- On 06/08/2018
- chronic cough, cough
What do you know about Coeliac Disease?
Coeliac disease is a lifelong disease present from infancy but which is most often not diagnosed until adult life. It generally presents with a variety of gastrointestinal symptoms such as diarrhoea, bloating, flatulence, abdominal pain and weight loss, but may also present with a number of non-gastrointestinal abnormalities (eg abnormal liver function tests, iron deficiency anaemia, bone disease, skin rash). In some individuals there may be no symptoms at all. In the longer term a number of more serious problems may occur as a result of ongoing small intestinal inflammation, including lymphoma of the intestine. The disease affects up to 2% of the New Zealand population and there has been a substantial increase in its prevalence over the last 50 years, and an increasing rate of diagnosis in recent years due to a greater awareness of the condition and more reliable diagnostic tests.

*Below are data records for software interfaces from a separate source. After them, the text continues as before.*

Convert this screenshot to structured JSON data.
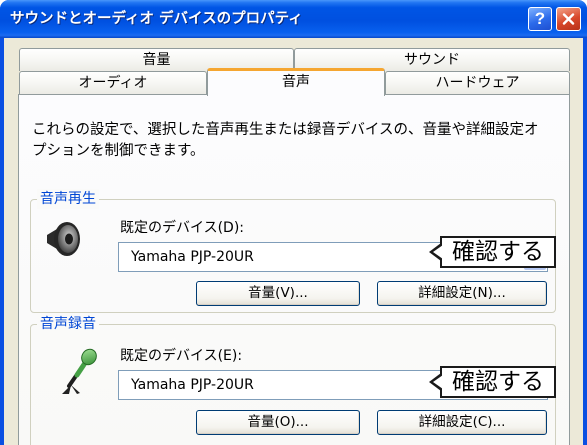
{
  "window": {
    "title": "サウンドとオーディオ デバイスのプロパティ",
    "help_label": "?"
  },
  "tabs": {
    "row1": [
      {
        "label": "音量",
        "selected": false
      },
      {
        "label": "サウンド",
        "selected": false
      }
    ],
    "row2": [
      {
        "label": "オーディオ",
        "selected": false
      },
      {
        "label": "音声",
        "selected": true
      },
      {
        "label": "ハードウェア",
        "selected": false
      }
    ]
  },
  "description": {
    "lines": [
      "これらの設定で、選択した音声再生または録音デバイスの、音量や詳細設定オ",
      "プションを制御できます。"
    ]
  },
  "playback": {
    "group_label": "音声再生",
    "device_label": "既定のデバイス(D):",
    "device_value": "Yamaha PJP-20UR",
    "callout": "確認する",
    "volume_button": "音量(V)...",
    "advanced_button": "詳細設定(N)..."
  },
  "recording": {
    "group_label": "音声録音",
    "device_label": "既定のデバイス(E):",
    "device_value": "Yamaha PJP-20UR",
    "callout": "確認する",
    "volume_button": "音量(O)...",
    "advanced_button": "詳細設定(C)..."
  },
  "icons": {
    "help": "help-icon",
    "close": "close-icon",
    "playback": "speaker-icon",
    "recording": "microphone-icon",
    "dropdown": "chevron-down-icon"
  },
  "colors": {
    "title_bar": "#0055E5",
    "group_label_text": "#0046D5",
    "selected_tab_accent": "#F5A631",
    "close_button": "#D8472A",
    "help_button": "#2C6BEB",
    "dialog_background": "#ECE9D8"
  }
}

The symptoms are due to an immune reaction to dietary gluten (storage protein for wheat, barley and rye) that primarily affects the small intestine in those with a genetic predisposition. Exclusion of gluten from the diet can be expected to reduce, but not necessarily eliminate such symptoms. The treatment for coeliac disease currently involves lifelong adherence to a strict gluten free diet (GFD), which requires significant patient education, motivation, expense and follow-up. Unfortunately following a GFD does not always eliminate symptoms because of tiny amounts of gluten which may still exist in the diet. Persistent or recurring symptoms should lead to a review of the GFD to ensure the diet is truly gluten free. If blood testing confirms adherence with the GFD then an alternative cause for these symptoms may need to be considered.
Newer therapeutic modalities are being studied in clinical trials but are not yet approved for standard practice. Given the incomplete response of many patients to a GFD as well as the difficulty of adherence to the diet over the long term, development of new effective therapies for symptom control and particularly reversal of inflammation and small intestinal damage are certainly needed. To find out about our Coeliac disease research and whether you might be able to help, visit our study page to register your interest.